To outline this argument, I'll use the simplest example that can point out the problems in this methodology - Death Star acceleration. As one of the simpler examples, it's also one of the less dramatic, because the naïve arguments in question diverge most dramatically from a truly empirical approach in the more complex examples.
We have one particular commonly iterated argument that boils down to a claim of 100g acceleration based on the series of positions of the Death Star on a Rebel diagram. Solely, in other words, on a particular interpretation of a single small detail of the VFX.
As usual, there are minor problems of scaling, and the Death Star at one of these positions happens to be a faded icon sitting on the edge of a dark line across the diagram, i.e., an apparent blind zone. The figure also seems predicated on Yavin being noticably larger than Jupiter, when we consider the distances claimed (100,000 km from 15 minutes to 5 minutes, and 200,000 km from 5 to firing position).
But it's reasonable enough on first inspection, errors aside.
So what happens when we plug this 100g back into the original scenario, looking at the Rebel diagram? We get a very strange starting position for the Death Star, particularly when we consider an Imperial diagram that also shows the approach.
It becomes clear that something is wrong with the claim that the Death Star has 100g. The more evidence we examine - dialogue speaking of orbiting at maximum velocity, and when we dig into the mathematics of the Death Star's attack on Yavin, we can formalize an explicit mathematical proof demonstrating that the Death Star cannot have 100g of acceleration*. Place the Death Star anywhere that fits with the diagrams and dialogue, and 100g results in Yavin being destroyed before Luke reaches it.
Can we fit a lower acceleration into the Rebel diagram? Sure. Remember first that the 5 minutes position is a "last known" position and you're fine.
So let's summarize the technique that was used here to arrive at the faulty figure.
- Find a small detail of VFX.
- Interpret this detail in a fashion that maximizes or minimizes whatever you're looking to maximize or minimize.
- Make sure #2 seems to be the simplest possible explanation. After all, simple explanations sell well.

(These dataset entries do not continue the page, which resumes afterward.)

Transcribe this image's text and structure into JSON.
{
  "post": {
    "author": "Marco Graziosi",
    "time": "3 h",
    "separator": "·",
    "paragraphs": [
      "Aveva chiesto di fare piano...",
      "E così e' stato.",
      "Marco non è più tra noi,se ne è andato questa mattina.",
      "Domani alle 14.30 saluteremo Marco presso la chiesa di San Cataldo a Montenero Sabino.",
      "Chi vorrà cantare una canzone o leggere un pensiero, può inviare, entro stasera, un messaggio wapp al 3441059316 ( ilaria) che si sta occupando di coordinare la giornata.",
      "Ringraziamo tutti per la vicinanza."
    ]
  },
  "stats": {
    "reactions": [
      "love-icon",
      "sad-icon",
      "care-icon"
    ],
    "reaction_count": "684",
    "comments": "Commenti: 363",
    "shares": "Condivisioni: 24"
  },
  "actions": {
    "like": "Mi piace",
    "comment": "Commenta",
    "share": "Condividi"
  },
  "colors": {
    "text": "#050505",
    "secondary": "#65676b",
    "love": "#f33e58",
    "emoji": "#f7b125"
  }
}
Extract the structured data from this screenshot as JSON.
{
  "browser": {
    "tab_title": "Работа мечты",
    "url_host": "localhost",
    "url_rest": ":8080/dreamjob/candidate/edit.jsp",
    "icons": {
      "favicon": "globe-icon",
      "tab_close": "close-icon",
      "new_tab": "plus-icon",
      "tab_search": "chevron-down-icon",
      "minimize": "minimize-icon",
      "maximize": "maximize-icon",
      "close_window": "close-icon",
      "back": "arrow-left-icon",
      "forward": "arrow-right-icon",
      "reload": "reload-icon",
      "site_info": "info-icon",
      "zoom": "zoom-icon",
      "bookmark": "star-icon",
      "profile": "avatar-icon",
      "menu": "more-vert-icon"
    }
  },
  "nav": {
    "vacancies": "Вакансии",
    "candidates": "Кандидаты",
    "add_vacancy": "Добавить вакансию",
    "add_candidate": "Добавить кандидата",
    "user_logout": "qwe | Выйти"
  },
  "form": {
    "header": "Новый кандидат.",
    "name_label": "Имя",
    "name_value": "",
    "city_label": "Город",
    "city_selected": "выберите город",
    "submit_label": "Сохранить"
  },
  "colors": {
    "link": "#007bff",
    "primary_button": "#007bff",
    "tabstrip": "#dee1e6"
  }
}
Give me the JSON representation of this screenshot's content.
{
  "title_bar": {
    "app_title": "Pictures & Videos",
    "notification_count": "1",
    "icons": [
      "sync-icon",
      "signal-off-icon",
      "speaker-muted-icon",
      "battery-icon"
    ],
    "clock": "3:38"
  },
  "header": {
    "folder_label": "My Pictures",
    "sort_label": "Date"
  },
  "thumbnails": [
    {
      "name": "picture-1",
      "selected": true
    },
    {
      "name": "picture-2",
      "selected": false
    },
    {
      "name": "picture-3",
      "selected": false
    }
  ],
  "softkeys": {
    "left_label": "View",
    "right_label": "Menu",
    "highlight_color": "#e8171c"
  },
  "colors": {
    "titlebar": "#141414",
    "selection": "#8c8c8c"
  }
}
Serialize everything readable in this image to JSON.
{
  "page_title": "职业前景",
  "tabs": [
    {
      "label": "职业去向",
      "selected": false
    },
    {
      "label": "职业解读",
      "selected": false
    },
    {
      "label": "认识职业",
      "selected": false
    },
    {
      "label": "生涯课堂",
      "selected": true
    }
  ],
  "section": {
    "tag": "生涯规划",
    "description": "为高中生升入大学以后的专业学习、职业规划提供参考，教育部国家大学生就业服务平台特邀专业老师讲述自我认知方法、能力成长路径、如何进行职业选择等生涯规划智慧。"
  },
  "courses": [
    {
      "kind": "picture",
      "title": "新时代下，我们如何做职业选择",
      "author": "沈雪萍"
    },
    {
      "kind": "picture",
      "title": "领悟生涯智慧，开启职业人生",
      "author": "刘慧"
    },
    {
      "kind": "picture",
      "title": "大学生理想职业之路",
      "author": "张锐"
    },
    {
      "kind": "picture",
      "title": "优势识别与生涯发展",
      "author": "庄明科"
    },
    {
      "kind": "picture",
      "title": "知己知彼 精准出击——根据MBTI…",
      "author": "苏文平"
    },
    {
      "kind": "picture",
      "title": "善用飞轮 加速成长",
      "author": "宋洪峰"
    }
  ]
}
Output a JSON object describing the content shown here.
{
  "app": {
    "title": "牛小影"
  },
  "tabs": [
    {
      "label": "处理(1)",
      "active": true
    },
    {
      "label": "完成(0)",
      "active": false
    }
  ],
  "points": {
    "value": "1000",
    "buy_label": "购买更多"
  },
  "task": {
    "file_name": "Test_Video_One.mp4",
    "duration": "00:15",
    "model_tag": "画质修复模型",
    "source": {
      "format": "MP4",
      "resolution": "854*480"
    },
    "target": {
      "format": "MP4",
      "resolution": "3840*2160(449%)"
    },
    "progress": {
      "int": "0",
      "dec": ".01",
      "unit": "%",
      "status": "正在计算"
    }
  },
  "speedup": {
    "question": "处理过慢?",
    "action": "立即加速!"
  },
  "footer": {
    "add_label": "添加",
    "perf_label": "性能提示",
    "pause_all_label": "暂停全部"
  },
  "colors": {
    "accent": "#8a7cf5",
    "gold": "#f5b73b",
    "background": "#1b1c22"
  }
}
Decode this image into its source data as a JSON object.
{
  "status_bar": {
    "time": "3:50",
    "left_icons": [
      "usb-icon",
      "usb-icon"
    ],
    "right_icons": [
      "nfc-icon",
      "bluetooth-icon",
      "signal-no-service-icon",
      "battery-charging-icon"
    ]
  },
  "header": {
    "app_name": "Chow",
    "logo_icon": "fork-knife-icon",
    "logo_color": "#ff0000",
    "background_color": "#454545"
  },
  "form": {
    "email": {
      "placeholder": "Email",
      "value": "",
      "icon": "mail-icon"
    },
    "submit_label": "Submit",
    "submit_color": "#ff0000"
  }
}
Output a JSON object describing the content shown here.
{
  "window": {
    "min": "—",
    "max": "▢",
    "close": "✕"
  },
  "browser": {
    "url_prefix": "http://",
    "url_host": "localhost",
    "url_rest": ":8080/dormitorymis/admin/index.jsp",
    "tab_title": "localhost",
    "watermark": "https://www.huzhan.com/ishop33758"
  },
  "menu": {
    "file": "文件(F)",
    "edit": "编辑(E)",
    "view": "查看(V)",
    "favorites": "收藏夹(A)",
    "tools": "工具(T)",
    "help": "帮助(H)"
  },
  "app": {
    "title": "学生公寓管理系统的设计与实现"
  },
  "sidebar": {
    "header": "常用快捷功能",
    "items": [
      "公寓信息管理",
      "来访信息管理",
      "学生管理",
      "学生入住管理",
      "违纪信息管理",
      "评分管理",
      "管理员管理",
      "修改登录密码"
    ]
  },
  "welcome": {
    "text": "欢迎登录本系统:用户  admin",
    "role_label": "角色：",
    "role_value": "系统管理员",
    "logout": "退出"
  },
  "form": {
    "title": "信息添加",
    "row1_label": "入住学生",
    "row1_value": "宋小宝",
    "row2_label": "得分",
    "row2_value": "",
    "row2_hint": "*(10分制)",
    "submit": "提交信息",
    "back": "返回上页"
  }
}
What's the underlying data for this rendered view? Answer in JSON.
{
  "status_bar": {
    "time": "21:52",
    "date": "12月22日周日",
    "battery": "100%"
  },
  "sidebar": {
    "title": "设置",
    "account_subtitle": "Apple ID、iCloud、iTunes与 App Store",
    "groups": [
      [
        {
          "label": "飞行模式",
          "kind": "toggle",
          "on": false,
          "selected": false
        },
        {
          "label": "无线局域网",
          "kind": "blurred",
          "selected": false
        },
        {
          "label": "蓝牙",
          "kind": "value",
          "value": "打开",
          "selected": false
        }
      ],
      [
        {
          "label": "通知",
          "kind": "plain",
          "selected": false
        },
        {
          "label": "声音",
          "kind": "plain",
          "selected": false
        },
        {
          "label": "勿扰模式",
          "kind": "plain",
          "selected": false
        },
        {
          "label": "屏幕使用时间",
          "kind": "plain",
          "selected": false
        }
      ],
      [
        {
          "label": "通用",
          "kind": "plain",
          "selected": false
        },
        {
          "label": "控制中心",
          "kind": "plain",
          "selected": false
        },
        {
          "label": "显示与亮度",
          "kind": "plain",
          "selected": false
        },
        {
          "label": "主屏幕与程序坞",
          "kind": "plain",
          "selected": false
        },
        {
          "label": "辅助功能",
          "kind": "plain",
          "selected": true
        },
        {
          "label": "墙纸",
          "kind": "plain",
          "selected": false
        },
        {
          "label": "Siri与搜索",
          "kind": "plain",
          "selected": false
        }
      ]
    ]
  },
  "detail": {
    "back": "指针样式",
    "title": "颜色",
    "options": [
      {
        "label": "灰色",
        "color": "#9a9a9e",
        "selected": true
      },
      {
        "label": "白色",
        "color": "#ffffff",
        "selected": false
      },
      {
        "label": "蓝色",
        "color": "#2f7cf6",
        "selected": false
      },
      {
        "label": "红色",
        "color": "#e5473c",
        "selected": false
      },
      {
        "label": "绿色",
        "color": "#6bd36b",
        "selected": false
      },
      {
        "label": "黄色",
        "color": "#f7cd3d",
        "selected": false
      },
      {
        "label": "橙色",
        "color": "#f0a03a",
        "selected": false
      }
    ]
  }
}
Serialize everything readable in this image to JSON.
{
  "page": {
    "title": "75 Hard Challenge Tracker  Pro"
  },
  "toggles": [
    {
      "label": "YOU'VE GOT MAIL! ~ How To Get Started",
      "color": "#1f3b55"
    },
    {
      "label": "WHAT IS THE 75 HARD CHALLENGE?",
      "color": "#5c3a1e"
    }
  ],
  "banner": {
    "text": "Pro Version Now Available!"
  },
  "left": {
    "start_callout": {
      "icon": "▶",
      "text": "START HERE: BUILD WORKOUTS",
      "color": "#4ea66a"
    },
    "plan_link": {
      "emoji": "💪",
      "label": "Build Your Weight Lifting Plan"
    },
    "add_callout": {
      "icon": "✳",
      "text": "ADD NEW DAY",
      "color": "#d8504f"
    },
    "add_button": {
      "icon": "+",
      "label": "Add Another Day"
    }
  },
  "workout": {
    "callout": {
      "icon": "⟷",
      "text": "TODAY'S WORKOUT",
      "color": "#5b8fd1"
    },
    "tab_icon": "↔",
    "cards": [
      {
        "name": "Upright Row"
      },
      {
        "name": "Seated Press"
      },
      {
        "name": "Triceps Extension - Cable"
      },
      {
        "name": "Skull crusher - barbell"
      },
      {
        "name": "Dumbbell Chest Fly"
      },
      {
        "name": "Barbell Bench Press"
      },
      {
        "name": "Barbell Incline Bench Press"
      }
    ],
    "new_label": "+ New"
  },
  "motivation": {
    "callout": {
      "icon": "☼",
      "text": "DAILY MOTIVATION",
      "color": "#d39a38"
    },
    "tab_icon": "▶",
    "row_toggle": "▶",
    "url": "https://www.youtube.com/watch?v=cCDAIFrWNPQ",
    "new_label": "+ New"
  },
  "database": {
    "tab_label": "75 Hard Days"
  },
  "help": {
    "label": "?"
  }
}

- Don't even bother looking at the rest of the explicit visual evidence. After all, since the VFX are completely and utterly accurate (per the suspension-of-disbelief philosophy of analysis) and the simplest possible explanation is the best one (per a misinterpretation of Occam's Razor**), your argument lays forth the best possible estimation, and is necessarily correct in its details.
- Likewise, ignore qualitative evidence - the only thing that matters is numbers, dialogue can be freely ignored.
- Above all, do not try to fit your conclusion back into the movie or TV series.
Point #6 bears particular emphasis. One of the most easily used counterarguments in the VS debate is reductio ad absurdum. In its most useful form, this means taking the conclusions arrived at, and seeing what would have happened onscreen were the figures in question true.
*The messy details are an exercise left to the reader, who surely can manage it from all the figures being thrown around on the various articles. I could write it out here, but this post is long enough already.
**Occam's Razor, properly cited, states that the simplest explanation that fits all of the evidence is usually the best one.